──────── Source material

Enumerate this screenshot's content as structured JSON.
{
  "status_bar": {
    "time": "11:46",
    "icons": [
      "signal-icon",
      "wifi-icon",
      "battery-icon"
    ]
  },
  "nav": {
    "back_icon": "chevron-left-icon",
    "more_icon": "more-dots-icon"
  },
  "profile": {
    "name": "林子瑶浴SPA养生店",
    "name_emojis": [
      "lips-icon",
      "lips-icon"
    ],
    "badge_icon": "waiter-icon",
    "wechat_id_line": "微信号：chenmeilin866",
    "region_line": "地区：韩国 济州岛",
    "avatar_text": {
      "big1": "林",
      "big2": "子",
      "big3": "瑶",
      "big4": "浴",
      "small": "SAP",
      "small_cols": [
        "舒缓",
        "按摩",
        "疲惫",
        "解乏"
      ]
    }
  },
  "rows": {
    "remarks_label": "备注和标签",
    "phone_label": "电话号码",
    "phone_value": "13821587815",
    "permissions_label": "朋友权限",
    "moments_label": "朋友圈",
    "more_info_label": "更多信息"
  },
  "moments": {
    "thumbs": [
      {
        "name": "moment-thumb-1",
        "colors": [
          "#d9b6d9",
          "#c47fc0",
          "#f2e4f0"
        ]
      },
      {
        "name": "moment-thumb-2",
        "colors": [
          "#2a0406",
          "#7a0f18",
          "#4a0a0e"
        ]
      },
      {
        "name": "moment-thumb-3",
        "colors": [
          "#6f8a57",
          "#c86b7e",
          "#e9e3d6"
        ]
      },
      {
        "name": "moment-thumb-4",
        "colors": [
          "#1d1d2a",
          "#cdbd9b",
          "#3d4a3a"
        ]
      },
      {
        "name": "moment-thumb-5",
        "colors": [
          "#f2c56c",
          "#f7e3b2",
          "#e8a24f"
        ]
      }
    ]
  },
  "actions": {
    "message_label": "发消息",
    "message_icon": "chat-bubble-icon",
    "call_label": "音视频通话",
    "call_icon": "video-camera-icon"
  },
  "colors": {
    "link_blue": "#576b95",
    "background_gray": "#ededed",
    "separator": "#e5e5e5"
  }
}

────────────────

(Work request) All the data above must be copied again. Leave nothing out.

(Task answer)
Enumerate this screenshot's content as structured JSON.
{
  "status_bar": {
    "time": "11:46",
    "icons": [
      "signal-icon",
      "wifi-icon",
      "battery-icon"
    ]
  },
  "nav": {
    "back_icon": "chevron-left-icon",
    "more_icon": "more-dots-icon"
  },
  "profile": {
    "name": "林子瑶浴SPA养生店",
    "name_emojis": [
      "lips-icon",
      "lips-icon"
    ],
    "badge_icon": "waiter-icon",
    "wechat_id_line": "微信号：chenmeilin866",
    "region_line": "地区：韩国 济州岛",
    "avatar_text": {
      "big1": "林",
      "big2": "子",
      "big3": "瑶",
      "big4": "浴",
      "small": "SAP",
      "small_cols": [
        "舒缓",
        "按摩",
        "疲惫",
        "解乏"
      ]
    }
  },
  "rows": {
    "remarks_label": "备注和标签",
    "phone_label": "电话号码",
    "phone_value": "13821587815",
    "permissions_label": "朋友权限",
    "moments_label": "朋友圈",
    "more_info_label": "更多信息"
  },
  "moments": {
    "thumbs": [
      {
        "name": "moment-thumb-1",
        "colors": [
          "#d9b6d9",
          "#c47fc0",
          "#f2e4f0"
        ]
      },
      {
        "name": "moment-thumb-2",
        "colors": [
          "#2a0406",
          "#7a0f18",
          "#4a0a0e"
        ]
      },
      {
        "name": "moment-thumb-3",
        "colors": [
          "#6f8a57",
          "#c86b7e",
          "#e9e3d6"
        ]
      },
      {
        "name": "moment-thumb-4",
        "colors": [
          "#1d1d2a",
          "#cdbd9b",
          "#3d4a3a"
        ]
      },
      {
        "name": "moment-thumb-5",
        "colors": [
          "#f2c56c",
          "#f7e3b2",
          "#e8a24f"
        ]
      }
    ]
  },
  "actions": {
    "message_label": "发消息",
    "message_icon": "chat-bubble-icon",
    "call_label": "音视频通话",
    "call_icon": "video-camera-icon"
  },
  "colors": {
    "link_blue": "#576b95",
    "background_gray": "#ededed",
    "separator": "#e5e5e5"
  }
}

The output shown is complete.